Reproductive competition triggers mass eviction in cooperative banded mongooses — ASN Events

Reproductive competition triggers mass eviction in cooperative banded mongooses (#216)

Faye J Thompson 1 , Harry H Marshall 1 , Jennifer L Sanderson 1 , Emma I K Vitikainen 1 , Hazel J Nichols 2 , Jason S Gilchrist 3 , Andrew J Young 1 , Sarah J Hodge 1 , Michael A Cant 1
  1. Centre for Ecology and Conservation, University of Exeter, Penryn, Cornwall, UK
  2. School of Natural Sciences and Psychology, Liverpool John Moores University, Liverpool, UK
  3. School of Life Sciences, Napier University, Edinburgh, UK

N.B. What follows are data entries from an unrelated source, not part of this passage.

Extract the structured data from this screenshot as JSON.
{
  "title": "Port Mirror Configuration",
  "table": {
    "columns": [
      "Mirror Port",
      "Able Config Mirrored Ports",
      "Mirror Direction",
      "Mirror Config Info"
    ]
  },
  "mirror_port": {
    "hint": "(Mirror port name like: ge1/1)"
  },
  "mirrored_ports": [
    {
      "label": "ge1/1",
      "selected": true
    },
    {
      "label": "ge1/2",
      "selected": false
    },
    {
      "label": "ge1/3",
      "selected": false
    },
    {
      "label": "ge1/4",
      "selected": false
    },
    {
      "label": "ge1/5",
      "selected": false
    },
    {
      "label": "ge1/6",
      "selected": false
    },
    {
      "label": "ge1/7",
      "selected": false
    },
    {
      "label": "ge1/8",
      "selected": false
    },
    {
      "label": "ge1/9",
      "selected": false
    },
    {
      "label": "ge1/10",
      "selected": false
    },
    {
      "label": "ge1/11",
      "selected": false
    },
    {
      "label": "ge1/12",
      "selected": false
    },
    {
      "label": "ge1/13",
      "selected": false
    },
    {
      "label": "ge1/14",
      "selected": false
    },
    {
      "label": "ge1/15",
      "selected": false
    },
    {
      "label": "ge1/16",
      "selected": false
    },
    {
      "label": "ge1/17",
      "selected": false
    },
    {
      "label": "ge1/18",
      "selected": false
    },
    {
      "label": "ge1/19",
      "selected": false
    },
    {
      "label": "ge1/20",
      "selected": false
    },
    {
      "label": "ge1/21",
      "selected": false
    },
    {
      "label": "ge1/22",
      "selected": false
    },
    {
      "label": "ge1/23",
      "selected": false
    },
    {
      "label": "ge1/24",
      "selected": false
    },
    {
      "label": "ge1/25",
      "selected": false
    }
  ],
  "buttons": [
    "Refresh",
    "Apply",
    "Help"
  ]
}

Individuals living in cooperative animal societies face numerous conflicts of interest with other group members. In many vertebrate societies within-group conflict culminates in the forced eviction of group members, leading to the permanent dispersal of individuals. Eviction, therefore, is an important determinant of population structure and demography, but little is known about what factors trigger such events. Three main explanations for patterns of eviction are (1) the reproductive competition hypothesis; (2) the coercion of cooperation hypothesis; and (3) the adaptive forced dispersal hypothesis. The last hypothesis proposes that dominant individuals use eviction as an adaptive strategy to propagate copies of their alleles through a highly structured population. Here we test these three hypotheses as explanations for observed eviction events in cooperatively breeding banded mongooses (Mungos mungo), using a 16 year database on life history, behaviour and genetic relatedness.  In this species groups of females, or mixed sex groups of males and females, are periodically evicted en masse. Our results suggest that reproductive competition is the main proximate trigger for eviction for both sexes. We find no evidence to suggest that eviction is used to coerce helping, or that eviction is an adaptive mechanism to force dispersal of related individuals into the wider population. Eviction of females changes the landscape of reproductive competition for remaining males, which can explain why males are often evicted (or inclined to leave) en masse alongside females, but then disperse in separate groups. Our results show that the means of resolving within-group conflict resonate through groups and populations to affect population structure, with important consequences for social evolution.